Amorphous shape for unjust enrichmentWhen you find yourself involved in a lawsuit for breach of contract, you will also often encounter other claims that are designed to protect the Plaintiff's case if the court that is hearing the lawsuit finds the contract isn't valid. Some of these other claims you may encounter include an account stated or a claim for quantum meruit and these are designed to save the lawsuit in case the court finds in favor of the other party on a summary judgment motion. For businesses that don't always use a long, formal contract for the work or services they perform these other claims can be extremely important to their lawsuit.

If you're involved in a breach of contract lawsuit, you'll commonly run into these claims, and there's another claim that often accompanies a claim for breach of contract, unjust enrichment. It's one of those legal terms that sounds more complicated than it really is, and it also gets commonly thrown around the courthouse by people who are representing themselves and think that every case involved unjust enrichment.

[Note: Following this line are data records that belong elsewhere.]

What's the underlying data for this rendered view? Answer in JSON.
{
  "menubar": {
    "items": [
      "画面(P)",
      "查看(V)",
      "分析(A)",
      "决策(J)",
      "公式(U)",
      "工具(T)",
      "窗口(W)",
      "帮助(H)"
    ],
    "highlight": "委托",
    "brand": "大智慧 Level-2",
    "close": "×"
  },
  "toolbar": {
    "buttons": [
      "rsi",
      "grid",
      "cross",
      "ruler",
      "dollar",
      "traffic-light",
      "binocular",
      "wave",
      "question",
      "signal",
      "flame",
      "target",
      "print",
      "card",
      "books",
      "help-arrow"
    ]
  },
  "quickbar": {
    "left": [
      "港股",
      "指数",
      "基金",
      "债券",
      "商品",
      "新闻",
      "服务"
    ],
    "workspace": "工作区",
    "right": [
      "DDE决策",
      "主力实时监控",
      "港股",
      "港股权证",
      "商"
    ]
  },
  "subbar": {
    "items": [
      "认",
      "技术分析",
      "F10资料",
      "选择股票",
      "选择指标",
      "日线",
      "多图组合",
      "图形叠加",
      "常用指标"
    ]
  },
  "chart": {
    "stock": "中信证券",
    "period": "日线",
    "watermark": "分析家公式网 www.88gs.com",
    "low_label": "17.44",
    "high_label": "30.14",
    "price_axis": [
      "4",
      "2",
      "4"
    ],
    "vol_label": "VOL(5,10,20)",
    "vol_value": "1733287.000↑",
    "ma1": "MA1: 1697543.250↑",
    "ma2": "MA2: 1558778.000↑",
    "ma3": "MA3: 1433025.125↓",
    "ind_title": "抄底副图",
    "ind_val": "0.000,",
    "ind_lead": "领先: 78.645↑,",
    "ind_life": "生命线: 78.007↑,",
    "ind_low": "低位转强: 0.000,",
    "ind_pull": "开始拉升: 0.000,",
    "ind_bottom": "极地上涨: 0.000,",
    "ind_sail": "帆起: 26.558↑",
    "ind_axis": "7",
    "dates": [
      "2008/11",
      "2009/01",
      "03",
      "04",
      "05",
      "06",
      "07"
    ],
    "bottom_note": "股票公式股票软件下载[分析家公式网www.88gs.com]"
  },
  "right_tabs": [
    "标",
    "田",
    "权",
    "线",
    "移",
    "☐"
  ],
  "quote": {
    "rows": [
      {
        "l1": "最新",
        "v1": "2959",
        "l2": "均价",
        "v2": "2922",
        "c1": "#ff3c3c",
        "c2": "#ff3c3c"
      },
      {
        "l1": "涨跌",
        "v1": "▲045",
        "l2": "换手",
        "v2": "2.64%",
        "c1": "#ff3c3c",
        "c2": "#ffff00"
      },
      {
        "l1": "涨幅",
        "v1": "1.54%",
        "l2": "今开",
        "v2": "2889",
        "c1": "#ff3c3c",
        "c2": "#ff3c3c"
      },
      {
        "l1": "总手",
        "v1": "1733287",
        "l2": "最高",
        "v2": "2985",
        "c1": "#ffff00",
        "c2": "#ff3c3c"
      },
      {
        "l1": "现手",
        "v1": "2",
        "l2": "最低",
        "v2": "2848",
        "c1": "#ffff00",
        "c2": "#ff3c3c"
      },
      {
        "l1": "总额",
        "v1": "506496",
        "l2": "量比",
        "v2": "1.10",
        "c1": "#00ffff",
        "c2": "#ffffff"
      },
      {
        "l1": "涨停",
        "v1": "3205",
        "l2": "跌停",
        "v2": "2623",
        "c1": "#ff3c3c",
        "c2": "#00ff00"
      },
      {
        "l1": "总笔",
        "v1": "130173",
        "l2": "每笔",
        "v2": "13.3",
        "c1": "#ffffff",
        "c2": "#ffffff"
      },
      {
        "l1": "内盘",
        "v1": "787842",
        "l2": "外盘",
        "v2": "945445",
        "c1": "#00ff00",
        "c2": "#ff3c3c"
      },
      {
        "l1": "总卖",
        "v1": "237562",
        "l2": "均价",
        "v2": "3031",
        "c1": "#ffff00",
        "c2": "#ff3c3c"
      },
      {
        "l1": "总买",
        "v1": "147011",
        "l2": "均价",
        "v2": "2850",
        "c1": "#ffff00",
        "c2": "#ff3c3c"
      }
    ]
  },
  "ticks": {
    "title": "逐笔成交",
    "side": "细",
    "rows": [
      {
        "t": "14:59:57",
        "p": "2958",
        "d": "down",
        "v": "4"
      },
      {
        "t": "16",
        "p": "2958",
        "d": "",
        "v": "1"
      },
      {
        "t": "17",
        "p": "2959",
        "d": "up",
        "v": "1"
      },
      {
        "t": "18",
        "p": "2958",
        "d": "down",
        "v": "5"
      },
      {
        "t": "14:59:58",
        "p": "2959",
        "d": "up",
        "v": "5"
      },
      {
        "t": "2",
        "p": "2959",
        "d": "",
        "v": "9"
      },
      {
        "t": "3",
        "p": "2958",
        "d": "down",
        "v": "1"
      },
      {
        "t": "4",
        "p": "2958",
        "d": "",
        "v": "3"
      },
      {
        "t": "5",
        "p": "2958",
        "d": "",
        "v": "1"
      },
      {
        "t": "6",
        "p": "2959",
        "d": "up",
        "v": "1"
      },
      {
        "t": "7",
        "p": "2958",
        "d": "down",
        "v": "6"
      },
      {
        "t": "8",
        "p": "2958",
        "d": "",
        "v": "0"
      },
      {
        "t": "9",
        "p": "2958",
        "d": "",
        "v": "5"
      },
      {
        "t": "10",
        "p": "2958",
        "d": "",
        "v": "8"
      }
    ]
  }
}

What is Unjust Enrichment?

Unjust enrichment refers to a situation where one party benefits from another party's loss without any legal justification. In other words, it occurs when someone receives something of value without paying for it or without a valid reason for not paying. The concept of unjust enrichment is based on the idea that it is unjust for a person to keep something that was obtained through no fault of their own or without a lawful claim.

Unjust enrichment is a common legal claim in lawsuits, especially in contract law and property law. For example, if a contractor performs work on a property and is not paid, they may bring a claim for unjust enrichment against the owner of the property. In this scenario, the contractor has provided a service to the owner and the owner has benefited from that service, but the contractor has not received payment. This constitutes unjust enrichment because the owner has received a benefit without paying for it.

How Do You Prove Unjust Enrichment?

When you approach any lawsuit, it's important to begin with understanding what elements you need to demonstrate. One of the common mistakes I encounter when litigating a claim for unjust enrichment is that the other party has not thought through all of the required elements when creating their pleadings (the complaint or counterclaim). Generally, in order to prove a claim for unjust enrichment, the plaintiff must show that:

  1. The defendant received a benefit
  2. The defendant did not pay for that benefit
  3. The defendant's retention of the benefit would be unjust

If the defendant can show that they received the benefit legally or that they had a valid reason for not paying, then the claim for unjust enrichment will fail. As with all claims in lawsuits, it's important that beyond the basic elements, you understand the way your courts interpret these elements and apply them to different cases. 

Unjust enrichment is also related to the principle of "restitution," which is the process of returning something to its rightful owner. In cases of unjust enrichment, the court may order the defendant to make restitution to the plaintiff by paying for the benefit that they received. This remedy is meant to restore the balance of justice and prevent the defendant from unjustly profiting at the plaintiff's expense.

Unjust enrichment is a legal concept that aims to prevent individuals from profiting at the expense of others. If someone receives a benefit without paying for it or without a valid reason for not paying, they may be held liable for unjust enrichment. The remedy for unjust enrichment is typically an order to make restitution to the person who suffered the loss.

Do I Need a Business Attorney?

If you or your business needs help with an unjust enrichment claim, it's important that you talk to a business attorney. Let's schedule a Legal Strategy Session online or by calling my Edina, Minnesota office at (612) 294-6982 or my New York City office at (646) 847-3560. My office will be happy to find a convenient time for us to have a phone call to review the best options and next steps for you and your business.

Andrew Ayers
Connect with me
I work with business and estate planning clients to craft legal solutions to protect their legacies.
Post A Comment